She is an investor with Accel Partners in Go Try It On, a New York-based digital forum enabling people to share their look online, and is also in the process of investing in Josephine, a company providing linen to top-quality hotels.
In addition, she is the founder of lifestyle e-commerce site Couture Lab, which she wants to build into the world’s best gifts website and is relaunching next month. She holds 33pc of JEM, a company sourcing “ethical gold” from Peru and has investments in jewellery marketplace Caratime and technology venture fund Parkview.
In total, she said she has invested £10m into all these companies over the past two years.
Ms Busquets entered the fashion industry while she was studying for a marketing and advertising degree at the University of Miami. She returned to Caracas to open a fashion boutique at the age of 23. Five years later, she opened a second shop.
Realising that people were prepared to buy fashion from pictures, she then began attending the European catwalk shows, photographing the looks and then posting to her customers to take orders.
When the internet era dawned, she took this business online. “To me, it was very easy to understand the internet,” she said. “It was a tool to sell a service.”
Ms Busquets met Nathalie Massenet and her husband in 1999, when the former Tatler fashion editor was setting up Net-a-Porter and recruiting investors but had raised only £350,000 of the £850,000 she needed from 30 different backers.

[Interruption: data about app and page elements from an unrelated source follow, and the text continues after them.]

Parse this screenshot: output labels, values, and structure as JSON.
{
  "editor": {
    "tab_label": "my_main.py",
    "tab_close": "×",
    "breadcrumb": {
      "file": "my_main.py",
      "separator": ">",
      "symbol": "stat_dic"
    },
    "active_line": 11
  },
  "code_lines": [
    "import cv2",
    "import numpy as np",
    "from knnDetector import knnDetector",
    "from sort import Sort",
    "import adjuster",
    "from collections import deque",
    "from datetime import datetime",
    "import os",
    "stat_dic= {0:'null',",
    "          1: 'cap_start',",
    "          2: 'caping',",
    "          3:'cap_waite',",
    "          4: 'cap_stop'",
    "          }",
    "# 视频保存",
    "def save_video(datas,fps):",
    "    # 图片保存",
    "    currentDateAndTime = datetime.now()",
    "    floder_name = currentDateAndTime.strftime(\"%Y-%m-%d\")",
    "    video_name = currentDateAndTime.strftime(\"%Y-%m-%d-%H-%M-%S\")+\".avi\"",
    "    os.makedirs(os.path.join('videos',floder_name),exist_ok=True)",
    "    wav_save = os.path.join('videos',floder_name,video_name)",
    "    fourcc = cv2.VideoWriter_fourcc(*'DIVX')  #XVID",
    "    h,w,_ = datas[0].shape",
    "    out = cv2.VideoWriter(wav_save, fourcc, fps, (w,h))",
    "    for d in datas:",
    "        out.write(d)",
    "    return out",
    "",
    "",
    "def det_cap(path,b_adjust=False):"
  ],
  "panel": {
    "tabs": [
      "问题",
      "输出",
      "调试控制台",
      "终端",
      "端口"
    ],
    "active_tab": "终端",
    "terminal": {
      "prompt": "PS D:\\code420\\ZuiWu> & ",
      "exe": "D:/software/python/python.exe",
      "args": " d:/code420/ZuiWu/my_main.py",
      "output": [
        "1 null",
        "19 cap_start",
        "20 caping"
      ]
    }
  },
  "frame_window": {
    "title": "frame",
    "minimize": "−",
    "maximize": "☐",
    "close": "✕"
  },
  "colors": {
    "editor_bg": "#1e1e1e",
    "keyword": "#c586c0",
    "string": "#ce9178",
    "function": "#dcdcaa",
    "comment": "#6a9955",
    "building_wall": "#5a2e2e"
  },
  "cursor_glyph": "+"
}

“They had an idea and a business plan,” she said. “I invested £250,000 and afterwards I invested another £250,000. I knew the project would take at least £12m-£16m but I kept reinvesting because I really believed.”
Ms Busquets ended up investing a total of £5.9m for a 30pc stake in the company, which was sold to Richemont, the luxury group that controls Alfred Dunhill and Cartier, for £350m last year. She retains a 2pc stake.
“I have always believed in the new economy,” she said. “The new economy gives opportunities to new jobs and new people and new ideas.
“My creative side is identifying all these great entrepreneurial creative people that come up with great ideas, whether they are in fashion or technology or a new tool to improve ourselves.
“I decided that if I made enough money I would reinvest it and risk it on new ideas and new companies, rather than have it in my bank and then have somebody lose it.”
Source : www.telegraph.co.uk